Color is a personal choice and every artist I know has their favorite pigments, brands and go-to mixes. My own palette is based on a foundation of primary colors that are mostly Daniel Smith single pigment paints (I avoid tube colors that are already mixes, such as Daniel Smith Sap Green is which is just Quinacridone Gold mixed with Pthalo Green). I choose my paints based on their variety, lightfastness, and range in their properties of staining, opacity, and granulation. I’ve particularly enjoyed Hillary Page’s Guide to Watercolor Paints as a resource and Daniel Smith’s color map for visualizing how pigments relate to each other. While working on studio paintings, I typically use a limited palette, choosing just five or so paints for the whole piece. This helps unify the painting, and also pushes me to explore what mixes are possible. In the field, though, I indulge in bringing a greater range of colors and before an expedition I spend some time planning my palette. A huge perk of my Pocket Palette is that the pans can be rearranged on the magnetic base—I often change it up!
For my Greenland expedition this spring, I planned for two palettes, giving me a total of 28 pigments. I knew from my previous work in Greenland that I would encounter a brilliant atmosphere of big skies, and reflected light from snow and ice. With ice I also anticipated a range of deep blues, as well as textured rocks of muted brown and grey. Finally, I considered the colorful Greenlandic villages that punctuate the vast landscape! I compiled my favorite colors and added some extra yellows and reds I was curious to experiment with (Sennelier Lemon Yellow, and Daniel Smith Cadmium Yellow Deep, Quinacridone Red, and Pyrrol Red).
I filled my pans with paints in the Copenhagen airport hotel, the night before I flew to Greenland. I let the pigment dry overnight to a hard pan to avoid making a sticky mess of my palettes.
While in the field, I like to think about developing my “palette of place.” I sketch and paint as much as possible and also note my observations. I use my camera and audio recorder to create additional source material. Color notes are particularly invaluable and I often use them as the basis for studio paintings.
In the end, there’s just nothing like being out and about with a sketchbook! Whether you have time for to complete a full painting, a quick sketch, or just jot down some notes, the simple act of paying attention cultivates our awareness and appreciation. As my husband said in our wedding vows, “you see the world in amazing colors… ‘a pretty sunset’ becomes cadmium yellow, pyrrol orange, alizeran crimson, cerulean blue, cobalt, and indanthrone blue.” Happy painting!
4 Responses to “Palette Choices”
What a great post! I love your thoughts about “palettes of place” and I especially appreciate your links to the Daniel Smith color map and the “Guide to Watercolor Paints”. It never occurred to me to choose my paints with a thought to where I was going to be sketching.
We who are beginners salute you — we need all the help we can get!

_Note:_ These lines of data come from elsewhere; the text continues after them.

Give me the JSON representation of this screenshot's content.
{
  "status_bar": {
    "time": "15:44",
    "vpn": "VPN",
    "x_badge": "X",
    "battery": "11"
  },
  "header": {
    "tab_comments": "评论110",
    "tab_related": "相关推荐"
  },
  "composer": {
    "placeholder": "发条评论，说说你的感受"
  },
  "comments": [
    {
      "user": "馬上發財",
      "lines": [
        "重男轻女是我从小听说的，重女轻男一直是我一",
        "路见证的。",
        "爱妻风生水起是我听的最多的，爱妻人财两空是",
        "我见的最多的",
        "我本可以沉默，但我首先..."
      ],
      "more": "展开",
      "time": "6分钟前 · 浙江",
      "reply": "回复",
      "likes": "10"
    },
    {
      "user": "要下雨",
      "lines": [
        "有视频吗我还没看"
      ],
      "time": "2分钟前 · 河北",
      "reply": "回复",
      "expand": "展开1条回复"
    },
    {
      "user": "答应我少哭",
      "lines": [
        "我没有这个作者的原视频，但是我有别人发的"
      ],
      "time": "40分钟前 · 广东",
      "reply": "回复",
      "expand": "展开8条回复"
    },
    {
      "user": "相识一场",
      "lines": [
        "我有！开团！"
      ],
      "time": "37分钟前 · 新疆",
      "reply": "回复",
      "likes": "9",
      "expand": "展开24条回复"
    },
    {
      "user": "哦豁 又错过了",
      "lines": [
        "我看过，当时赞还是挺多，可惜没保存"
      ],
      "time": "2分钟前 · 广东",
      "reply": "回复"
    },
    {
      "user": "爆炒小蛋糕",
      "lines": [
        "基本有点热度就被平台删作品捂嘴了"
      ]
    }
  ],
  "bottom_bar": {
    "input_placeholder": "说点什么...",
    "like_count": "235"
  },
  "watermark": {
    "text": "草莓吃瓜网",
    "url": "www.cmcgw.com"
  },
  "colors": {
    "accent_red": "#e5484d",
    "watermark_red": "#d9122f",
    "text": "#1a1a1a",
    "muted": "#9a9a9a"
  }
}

Thank you! Yes, I like to expand my foundation colors with extras depending on where I’m going. For example my palette for Alaska last year had more greens (I love Windsor Newton’s Chromium Oxide). I encourage you to find your favorite fundamental colors (magenta, red, orange, yellow, cyan, blue) and see how far you can push their mixes! New colors in their fresh tubes of paint are very seductive and I try to resist bringing too many into my palette at once.
What would you suggest as a base for a 12 color palette? Thanks!
Hi Cathy, a good value place to start with Daniel Smith is the Essential 8 set plus a few extras. http://www.danielsmith.com/Item–i-285-250-188-LIST. Some of my favorites I’d suggest supplementing that with are Indanthrone Blue, Lunar Earth, Pthalo Green, Deep Scarlet, Carbizole Violet, and Quinacridone Gold. I also like to carry Zinc White Gouache, a water-based opaque paint that can be mixed with watercolors. I use it when sketching on light tan paper, or sometimes use is it (sparingly) to add small white elements on top of dried watercolors. Good luck!